Every culture, from the ancient tale-spinners of the Indus Valley to the modern technocrats of the Silicon Valley, has held its own unique view of the cosmos. Astronomy, the oldest science mainly based on observation, cannot be separated from physical law and mathematics. Big advances in space science and technology in this century have allowed astronomers to look both deeper into space and farther back in time, thereby discovering a close connection between particle physics and cosmology. The study of the creation, evolution, and structure of the universe has become a legitimate subject for astronomers, physicists, and mathematicians.

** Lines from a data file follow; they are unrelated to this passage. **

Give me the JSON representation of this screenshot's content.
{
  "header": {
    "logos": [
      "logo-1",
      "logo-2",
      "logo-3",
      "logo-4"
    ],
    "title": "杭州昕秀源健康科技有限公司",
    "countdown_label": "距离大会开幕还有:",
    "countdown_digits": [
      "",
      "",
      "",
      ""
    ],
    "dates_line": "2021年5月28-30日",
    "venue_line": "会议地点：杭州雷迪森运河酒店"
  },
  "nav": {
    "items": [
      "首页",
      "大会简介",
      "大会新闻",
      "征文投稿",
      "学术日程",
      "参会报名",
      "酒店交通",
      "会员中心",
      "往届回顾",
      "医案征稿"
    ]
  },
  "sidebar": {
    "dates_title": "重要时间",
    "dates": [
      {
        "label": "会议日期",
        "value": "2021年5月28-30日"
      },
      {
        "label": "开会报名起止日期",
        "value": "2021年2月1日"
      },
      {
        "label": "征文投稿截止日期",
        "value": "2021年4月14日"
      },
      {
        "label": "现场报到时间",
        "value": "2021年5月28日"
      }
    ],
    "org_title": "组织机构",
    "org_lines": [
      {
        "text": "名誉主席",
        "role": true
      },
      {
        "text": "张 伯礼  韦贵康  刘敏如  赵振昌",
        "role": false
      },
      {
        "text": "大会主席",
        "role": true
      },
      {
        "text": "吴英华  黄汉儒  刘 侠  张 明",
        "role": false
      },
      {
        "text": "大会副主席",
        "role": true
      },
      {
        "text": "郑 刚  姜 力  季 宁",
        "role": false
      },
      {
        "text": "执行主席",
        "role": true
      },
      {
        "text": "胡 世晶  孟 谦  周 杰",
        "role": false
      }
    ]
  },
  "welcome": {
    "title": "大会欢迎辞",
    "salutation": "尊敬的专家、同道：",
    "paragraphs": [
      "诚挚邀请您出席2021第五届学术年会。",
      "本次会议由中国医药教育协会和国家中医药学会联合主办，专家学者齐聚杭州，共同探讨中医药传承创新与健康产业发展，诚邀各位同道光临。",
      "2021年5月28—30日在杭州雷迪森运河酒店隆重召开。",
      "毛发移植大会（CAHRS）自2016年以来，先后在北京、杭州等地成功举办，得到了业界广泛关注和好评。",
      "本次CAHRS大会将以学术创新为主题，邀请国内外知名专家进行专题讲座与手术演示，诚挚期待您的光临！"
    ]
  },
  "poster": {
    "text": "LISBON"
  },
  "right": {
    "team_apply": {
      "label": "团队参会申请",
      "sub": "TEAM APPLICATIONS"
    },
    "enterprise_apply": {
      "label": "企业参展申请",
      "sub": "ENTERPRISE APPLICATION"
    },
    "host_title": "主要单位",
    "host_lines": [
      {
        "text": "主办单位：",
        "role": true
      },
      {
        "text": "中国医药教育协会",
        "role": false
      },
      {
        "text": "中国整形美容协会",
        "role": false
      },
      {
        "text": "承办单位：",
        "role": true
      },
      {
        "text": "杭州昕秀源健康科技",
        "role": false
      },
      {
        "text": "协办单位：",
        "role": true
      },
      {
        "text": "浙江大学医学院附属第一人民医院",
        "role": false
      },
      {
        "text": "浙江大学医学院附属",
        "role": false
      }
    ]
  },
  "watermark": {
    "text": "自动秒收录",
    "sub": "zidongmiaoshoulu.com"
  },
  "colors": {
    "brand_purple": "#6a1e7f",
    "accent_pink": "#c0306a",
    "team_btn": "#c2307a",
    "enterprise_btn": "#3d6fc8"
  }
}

The article presents an outline of the current knowledge about the structure - more precisely the structural elements - of the universe from the point of view of the standard "big-bang" model (dubbed macrocosmos) and the standard model of fundamental particles (dubbed microcosmos). In this regard an important point has to be made that the article does not consider the time dependent phenomena that ought to characterize the evolution of the universe but is focused on the structural elements of the universe as discovered by observation at the present stage of the evolution of the universe. One can ask the question of how it is possible to understand the universe on the basis of its structural elements? The ancient atomic philosophers may have answered: This objection is similar to that of someone saying, how can the entire poem of Homer, the Iliad, be composed of only 24 letters, those 24 letters of the Greek alphabet. Hidden in that thought is, that the richness of the poem is not compromised by the fact, that a method exists to ultimately trace it back to a few, very elementary and simple elements, such as the formal contents of the Greek language to the 24 characters, that are being referred to as the Greek alphabet. However, the degree of the current understanding of the structural elements of the universe (compared with the 24 letters of the Greek alphabet) reveals the fact, that the scientific establishment is still far away from understanding the beauty of the structure and evolution of the universe as a whole (compared with the Iliad).
The article is divided into six parts. The first three parts recount the development of macrophysical and microphysical knowledge from prehistory to the present. Part four is devoted to the elements of the standard model of fundamental interactions, namely the leptons, quarks, and gauge bosons. The fifth part discusses the structural elements of the universe, from the large-scale structure down to the stars. Finally, the sixth part emphasizes the importance of mathematics for the physics and astronomy of the structure of the universe.